- _GOAL OF THE EXERCISE_: Among the entries below, find each line holding "value" and return it.

[Excerpts from an interface dataset]

☆ ☆ ☆

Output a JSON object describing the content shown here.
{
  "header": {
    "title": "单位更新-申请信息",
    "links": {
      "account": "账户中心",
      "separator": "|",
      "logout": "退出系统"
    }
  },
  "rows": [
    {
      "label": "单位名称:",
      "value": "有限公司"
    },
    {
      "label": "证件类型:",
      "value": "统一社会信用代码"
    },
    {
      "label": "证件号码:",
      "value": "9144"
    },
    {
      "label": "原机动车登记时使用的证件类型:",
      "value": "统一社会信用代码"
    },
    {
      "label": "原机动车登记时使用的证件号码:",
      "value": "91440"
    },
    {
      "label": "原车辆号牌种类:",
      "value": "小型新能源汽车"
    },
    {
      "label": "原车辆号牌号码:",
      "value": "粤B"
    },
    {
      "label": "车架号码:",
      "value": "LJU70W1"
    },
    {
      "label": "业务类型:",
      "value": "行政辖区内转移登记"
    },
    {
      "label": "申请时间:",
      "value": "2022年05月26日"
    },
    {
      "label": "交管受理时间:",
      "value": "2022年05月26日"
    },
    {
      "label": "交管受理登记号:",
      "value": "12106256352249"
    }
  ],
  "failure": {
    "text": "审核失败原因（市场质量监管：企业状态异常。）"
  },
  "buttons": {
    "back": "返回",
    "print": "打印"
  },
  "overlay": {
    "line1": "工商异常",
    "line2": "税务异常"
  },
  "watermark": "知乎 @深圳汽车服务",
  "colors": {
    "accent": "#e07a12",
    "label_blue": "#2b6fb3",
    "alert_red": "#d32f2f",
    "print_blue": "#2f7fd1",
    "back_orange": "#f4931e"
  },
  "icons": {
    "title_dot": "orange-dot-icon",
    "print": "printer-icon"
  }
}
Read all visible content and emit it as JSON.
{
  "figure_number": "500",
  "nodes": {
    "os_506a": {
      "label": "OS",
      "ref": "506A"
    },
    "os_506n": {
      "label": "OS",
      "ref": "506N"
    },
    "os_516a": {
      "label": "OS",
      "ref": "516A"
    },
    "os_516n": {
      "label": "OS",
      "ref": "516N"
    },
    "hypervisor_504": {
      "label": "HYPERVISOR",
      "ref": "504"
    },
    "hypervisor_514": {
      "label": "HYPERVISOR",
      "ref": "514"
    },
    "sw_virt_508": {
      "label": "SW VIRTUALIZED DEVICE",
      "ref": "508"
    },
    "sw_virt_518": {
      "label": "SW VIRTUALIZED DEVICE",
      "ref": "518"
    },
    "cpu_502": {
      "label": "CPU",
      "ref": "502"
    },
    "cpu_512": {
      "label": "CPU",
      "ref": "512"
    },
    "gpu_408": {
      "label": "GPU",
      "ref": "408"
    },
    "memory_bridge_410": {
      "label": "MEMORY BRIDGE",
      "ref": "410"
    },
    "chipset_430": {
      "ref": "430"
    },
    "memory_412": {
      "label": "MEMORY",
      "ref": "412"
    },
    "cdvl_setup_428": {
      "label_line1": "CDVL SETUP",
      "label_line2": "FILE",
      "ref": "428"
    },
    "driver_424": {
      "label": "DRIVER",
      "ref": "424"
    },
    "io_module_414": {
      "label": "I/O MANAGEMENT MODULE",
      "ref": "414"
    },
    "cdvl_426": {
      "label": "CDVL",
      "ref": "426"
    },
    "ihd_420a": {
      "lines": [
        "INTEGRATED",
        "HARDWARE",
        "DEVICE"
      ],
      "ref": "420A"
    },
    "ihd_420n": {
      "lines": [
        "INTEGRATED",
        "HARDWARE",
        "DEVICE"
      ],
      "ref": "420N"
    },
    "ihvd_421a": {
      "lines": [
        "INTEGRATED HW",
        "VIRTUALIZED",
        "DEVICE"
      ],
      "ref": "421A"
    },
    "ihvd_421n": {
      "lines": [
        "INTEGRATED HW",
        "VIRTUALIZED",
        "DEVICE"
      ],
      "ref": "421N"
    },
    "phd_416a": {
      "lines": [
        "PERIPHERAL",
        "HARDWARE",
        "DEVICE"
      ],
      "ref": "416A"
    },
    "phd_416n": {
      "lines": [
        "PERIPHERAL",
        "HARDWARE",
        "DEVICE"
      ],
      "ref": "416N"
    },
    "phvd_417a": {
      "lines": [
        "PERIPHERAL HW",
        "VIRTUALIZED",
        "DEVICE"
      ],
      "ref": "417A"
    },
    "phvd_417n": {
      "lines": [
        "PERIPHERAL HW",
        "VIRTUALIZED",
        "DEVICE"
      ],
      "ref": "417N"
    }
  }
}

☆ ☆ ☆

- _SOLUTION BELOW_:
      "value": "有限公司"
      "value": "统一社会信用代码"
      "value": "9144"
      "value": "统一社会信用代码"
      "value": "91440"
      "value": "小型新能源汽车"
      "value": "粤B"
      "value": "LJU70W1"
      "value": "行政辖区内转移登记"
      "value": "2022年05月26日"
      "value": "2022年05月26日"
      "value": "12106256352249"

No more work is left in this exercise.